"We are grassroots Democrats from coast to coast who believe Al Gore is the only Democrat who can represent us in what may be one of the most crucial elections in American history. We are asking him to reconsider his decision and run for the Democratic nomination for president in 2004." The Draft Gore 2004 Committee, an independent PAC, started organizing soon after Gore announced that he would not run in 2004. Monica Friedlander, an editor from Oakland, Calif., chaired the effort and Rebecca Knight of Cookville, Tenn. served as treasurer. [Image: March. 2003]
The Nader 2004 Draft Committee, chaired by entrepreneur Brian Crawford, launched this site in early March 2003. Joshua English (simpalife digital design) created the site, which had an annoying tendency to lock up on Netscape. [Image: March. 2003]
The mission statement of the Iowa Presidential Watch PAC is: "To hold the Democrat presidential candidates accountable for their comments and allegations against President George W. Bush, to produce materials to make Iowans aware of any false statements or claims by the Democrat candidates, and most especially, to defend the record of the Bush Administration and to 'set the record straight' when the Democrats make false or misleading statements about the Bush-Republican record." The PAC is supported by leading Iowa Republicans and is making a serious effort to raise contributions. The website was launched in late February 2003. Beneath its lighthearted portrayal of the Democratic "wannabees" as "wrascally wabbits," this is an information-rich site.
This site officially went up on March 5, 2003. Webmaster Marcus Sanford wrote, "Our emphasis on the site was basically that we knew people coming there would already be sold on Dean... what they needed were immediate lists of things they could do to help, from minor involvement to major leadership, and the resources, information, and tools to get them going immediately.
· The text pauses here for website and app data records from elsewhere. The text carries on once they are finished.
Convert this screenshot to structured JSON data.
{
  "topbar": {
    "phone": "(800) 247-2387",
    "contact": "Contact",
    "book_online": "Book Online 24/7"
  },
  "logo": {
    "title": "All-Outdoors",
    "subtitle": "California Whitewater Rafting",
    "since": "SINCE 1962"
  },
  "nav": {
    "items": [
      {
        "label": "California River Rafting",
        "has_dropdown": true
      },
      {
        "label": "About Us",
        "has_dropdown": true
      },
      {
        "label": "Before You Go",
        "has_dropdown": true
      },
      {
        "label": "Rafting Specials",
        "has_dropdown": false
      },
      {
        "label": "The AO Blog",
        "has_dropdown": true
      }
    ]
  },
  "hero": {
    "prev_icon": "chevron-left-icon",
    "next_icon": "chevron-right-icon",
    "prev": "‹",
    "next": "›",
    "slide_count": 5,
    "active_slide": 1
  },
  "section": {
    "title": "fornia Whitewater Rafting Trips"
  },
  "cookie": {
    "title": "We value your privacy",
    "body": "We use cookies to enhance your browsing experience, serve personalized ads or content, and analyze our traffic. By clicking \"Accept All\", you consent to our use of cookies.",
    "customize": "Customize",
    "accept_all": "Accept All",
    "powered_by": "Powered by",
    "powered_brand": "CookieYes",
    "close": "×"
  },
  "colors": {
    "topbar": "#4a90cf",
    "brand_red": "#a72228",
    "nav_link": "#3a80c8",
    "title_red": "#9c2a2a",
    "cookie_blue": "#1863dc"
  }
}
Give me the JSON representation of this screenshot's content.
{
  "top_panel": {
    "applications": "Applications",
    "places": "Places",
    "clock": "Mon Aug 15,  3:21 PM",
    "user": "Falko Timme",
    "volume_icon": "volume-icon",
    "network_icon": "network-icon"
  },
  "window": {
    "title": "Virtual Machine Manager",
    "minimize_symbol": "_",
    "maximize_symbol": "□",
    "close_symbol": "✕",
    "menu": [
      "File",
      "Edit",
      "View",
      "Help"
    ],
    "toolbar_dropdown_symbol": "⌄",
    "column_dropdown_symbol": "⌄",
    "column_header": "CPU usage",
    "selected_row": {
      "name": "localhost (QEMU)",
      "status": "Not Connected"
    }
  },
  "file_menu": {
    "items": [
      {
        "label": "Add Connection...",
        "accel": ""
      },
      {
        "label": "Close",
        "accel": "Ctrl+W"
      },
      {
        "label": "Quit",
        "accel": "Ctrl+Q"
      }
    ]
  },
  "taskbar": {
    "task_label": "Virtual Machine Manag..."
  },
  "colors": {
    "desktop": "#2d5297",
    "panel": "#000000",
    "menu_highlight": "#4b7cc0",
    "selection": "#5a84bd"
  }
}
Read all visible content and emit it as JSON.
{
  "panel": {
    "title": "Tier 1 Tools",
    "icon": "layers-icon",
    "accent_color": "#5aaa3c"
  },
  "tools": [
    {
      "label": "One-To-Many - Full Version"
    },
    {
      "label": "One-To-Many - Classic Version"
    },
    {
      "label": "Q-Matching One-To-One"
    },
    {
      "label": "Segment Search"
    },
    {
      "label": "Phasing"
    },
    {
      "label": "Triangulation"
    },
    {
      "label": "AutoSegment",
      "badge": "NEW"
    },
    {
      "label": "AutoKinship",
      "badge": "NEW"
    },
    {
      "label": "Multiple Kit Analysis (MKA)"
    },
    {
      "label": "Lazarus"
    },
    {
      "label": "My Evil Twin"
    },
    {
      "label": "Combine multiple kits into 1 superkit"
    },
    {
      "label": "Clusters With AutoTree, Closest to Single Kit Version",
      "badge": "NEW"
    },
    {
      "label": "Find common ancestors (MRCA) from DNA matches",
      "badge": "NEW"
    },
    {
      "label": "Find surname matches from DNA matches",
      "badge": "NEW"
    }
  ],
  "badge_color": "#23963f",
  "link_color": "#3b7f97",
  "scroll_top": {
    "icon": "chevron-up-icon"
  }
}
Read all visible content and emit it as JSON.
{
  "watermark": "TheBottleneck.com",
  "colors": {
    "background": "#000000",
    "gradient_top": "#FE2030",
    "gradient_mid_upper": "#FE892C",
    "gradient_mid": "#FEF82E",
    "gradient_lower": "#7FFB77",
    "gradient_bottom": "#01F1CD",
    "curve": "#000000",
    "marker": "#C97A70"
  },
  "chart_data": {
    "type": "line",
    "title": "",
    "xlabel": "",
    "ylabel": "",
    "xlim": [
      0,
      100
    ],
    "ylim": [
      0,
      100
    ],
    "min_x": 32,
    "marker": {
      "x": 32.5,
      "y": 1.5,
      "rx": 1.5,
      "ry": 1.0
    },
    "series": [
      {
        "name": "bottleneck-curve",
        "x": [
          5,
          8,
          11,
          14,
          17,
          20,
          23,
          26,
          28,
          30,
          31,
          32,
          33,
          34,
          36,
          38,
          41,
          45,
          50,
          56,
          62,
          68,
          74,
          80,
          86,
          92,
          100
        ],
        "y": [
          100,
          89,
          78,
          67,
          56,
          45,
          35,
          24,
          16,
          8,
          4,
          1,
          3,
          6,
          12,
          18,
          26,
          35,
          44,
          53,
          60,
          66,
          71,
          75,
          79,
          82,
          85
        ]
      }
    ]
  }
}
We hope that within ten minutes of going to the site, an interested person has signed up in the capacity they wish to participate, and started to either read or download materials to distribute, i.e. petitions, fliers, etc." [Image: March. 2003]
Michael Whitney, an 18-year-old freshman studying political science at American University in Washington, DC developed the site March 2003. In a March 11, 2003 e-mail, Whitney wrote, "He [Dean] is reaching out to an entire group of people (of which I am a part) that has been ignored by the political establishment for the past 40 years. Many students are very impressed with Governor Dean, and Students for Dean is designed to network Dean supporters across the country so that when the time comes, we can show America that we cannot be ignored." [Image: March. 2003]
From the Archives: An example from the 2000 Republican primaries, a page by Stan Krute in support of John McCain:
Copyright © 2003 Eric M. Appleman/Democracy in Action.